- PROBLEM DETAILS:
Which lines of the data contain the string "chevron"? Show each of them.

- TASK INPUTS:

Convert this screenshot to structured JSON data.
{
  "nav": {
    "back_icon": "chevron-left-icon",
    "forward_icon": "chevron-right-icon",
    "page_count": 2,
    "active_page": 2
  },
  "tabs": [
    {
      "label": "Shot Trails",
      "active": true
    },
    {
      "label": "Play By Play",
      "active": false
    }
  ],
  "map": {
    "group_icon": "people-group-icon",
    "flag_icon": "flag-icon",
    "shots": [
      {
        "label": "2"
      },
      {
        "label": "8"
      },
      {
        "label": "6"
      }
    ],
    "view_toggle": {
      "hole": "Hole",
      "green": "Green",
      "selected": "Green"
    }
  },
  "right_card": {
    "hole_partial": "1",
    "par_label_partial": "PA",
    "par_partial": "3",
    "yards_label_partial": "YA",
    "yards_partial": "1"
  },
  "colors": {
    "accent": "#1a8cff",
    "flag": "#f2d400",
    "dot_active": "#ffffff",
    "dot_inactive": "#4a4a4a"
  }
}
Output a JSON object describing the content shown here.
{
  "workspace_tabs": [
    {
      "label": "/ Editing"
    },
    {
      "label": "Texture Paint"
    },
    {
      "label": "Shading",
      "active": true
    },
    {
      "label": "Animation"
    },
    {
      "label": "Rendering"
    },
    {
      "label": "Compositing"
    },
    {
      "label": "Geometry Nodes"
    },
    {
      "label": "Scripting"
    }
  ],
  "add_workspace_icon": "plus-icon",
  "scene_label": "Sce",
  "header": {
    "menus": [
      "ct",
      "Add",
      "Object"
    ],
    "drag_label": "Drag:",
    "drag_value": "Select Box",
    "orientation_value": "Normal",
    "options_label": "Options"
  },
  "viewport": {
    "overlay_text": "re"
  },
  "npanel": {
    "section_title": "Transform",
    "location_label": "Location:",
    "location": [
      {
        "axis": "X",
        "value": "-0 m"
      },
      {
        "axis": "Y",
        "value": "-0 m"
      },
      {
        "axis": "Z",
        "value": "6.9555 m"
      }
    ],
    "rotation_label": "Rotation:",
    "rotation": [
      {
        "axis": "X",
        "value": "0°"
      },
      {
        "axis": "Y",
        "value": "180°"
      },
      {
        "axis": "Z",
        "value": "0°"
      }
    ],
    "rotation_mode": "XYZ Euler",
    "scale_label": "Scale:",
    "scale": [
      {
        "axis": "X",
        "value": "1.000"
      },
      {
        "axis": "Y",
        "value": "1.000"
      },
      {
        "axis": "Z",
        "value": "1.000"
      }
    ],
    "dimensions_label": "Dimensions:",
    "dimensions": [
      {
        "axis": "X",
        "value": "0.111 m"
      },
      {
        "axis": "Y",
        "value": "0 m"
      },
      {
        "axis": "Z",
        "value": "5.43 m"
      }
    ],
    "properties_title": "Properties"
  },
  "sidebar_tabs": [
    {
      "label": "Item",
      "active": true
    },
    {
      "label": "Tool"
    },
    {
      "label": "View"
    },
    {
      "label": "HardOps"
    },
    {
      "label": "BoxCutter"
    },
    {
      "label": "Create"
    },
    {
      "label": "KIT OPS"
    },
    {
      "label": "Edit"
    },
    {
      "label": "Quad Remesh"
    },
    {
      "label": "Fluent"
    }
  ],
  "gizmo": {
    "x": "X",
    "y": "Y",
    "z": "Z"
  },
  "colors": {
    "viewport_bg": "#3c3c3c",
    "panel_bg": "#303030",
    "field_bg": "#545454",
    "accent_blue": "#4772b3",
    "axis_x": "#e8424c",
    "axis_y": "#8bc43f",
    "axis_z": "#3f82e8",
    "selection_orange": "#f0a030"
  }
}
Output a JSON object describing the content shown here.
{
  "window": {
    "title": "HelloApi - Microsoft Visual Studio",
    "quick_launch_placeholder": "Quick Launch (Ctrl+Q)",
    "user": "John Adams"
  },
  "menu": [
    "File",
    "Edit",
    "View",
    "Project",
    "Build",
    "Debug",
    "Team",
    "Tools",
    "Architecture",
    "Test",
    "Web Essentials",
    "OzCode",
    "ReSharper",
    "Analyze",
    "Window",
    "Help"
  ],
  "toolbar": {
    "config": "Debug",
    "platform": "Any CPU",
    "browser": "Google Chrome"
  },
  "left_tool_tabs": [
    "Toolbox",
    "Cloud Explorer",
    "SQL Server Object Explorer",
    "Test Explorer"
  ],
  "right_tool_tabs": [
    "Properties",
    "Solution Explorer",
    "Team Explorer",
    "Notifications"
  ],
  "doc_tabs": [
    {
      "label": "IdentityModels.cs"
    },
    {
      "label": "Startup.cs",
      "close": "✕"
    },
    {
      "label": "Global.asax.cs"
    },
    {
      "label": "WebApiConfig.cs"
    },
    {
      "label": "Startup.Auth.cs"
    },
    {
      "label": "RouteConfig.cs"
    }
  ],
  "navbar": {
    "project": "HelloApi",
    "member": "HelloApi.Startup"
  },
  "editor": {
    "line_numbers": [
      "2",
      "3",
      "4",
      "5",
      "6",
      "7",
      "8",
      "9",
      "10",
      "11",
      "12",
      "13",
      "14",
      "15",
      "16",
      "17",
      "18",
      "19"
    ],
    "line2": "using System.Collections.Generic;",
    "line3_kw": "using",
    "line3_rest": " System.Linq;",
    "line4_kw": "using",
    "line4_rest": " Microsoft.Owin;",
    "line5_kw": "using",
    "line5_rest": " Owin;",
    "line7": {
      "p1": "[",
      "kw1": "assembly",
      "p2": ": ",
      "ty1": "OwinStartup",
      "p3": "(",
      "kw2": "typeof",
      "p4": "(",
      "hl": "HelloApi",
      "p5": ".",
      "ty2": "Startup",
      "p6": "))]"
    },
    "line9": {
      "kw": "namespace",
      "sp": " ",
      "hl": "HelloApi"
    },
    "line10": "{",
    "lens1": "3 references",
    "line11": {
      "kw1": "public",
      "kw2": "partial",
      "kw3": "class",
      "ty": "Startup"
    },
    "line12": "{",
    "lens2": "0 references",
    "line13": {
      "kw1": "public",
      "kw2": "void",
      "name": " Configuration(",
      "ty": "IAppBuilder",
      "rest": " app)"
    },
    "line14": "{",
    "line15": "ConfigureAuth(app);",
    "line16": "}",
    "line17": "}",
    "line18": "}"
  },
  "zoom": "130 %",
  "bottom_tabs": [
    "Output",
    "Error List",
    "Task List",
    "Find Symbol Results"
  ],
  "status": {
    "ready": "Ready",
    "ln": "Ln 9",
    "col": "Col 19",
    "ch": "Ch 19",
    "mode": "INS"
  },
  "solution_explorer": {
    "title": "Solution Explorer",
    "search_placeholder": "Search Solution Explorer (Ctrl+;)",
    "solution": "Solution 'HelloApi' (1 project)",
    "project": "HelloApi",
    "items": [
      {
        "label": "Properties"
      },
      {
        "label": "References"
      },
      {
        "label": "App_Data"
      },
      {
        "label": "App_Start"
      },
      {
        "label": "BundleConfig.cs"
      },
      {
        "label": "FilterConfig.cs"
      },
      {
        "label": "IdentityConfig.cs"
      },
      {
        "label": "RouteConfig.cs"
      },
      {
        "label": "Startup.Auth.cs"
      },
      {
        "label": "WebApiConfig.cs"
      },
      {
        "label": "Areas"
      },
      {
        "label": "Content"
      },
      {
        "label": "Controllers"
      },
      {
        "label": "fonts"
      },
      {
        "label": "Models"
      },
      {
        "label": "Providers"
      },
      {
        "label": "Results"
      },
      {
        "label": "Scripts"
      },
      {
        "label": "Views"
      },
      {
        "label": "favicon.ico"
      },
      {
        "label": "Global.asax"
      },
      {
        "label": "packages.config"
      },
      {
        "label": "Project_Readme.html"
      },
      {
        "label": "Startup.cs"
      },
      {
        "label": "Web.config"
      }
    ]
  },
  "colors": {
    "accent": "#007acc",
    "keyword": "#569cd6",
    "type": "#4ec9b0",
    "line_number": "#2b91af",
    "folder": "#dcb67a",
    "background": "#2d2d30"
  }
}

- RESULT BELOW:
    "back_icon": "chevron-left-icon",
    "forward_icon": "chevron-right-icon",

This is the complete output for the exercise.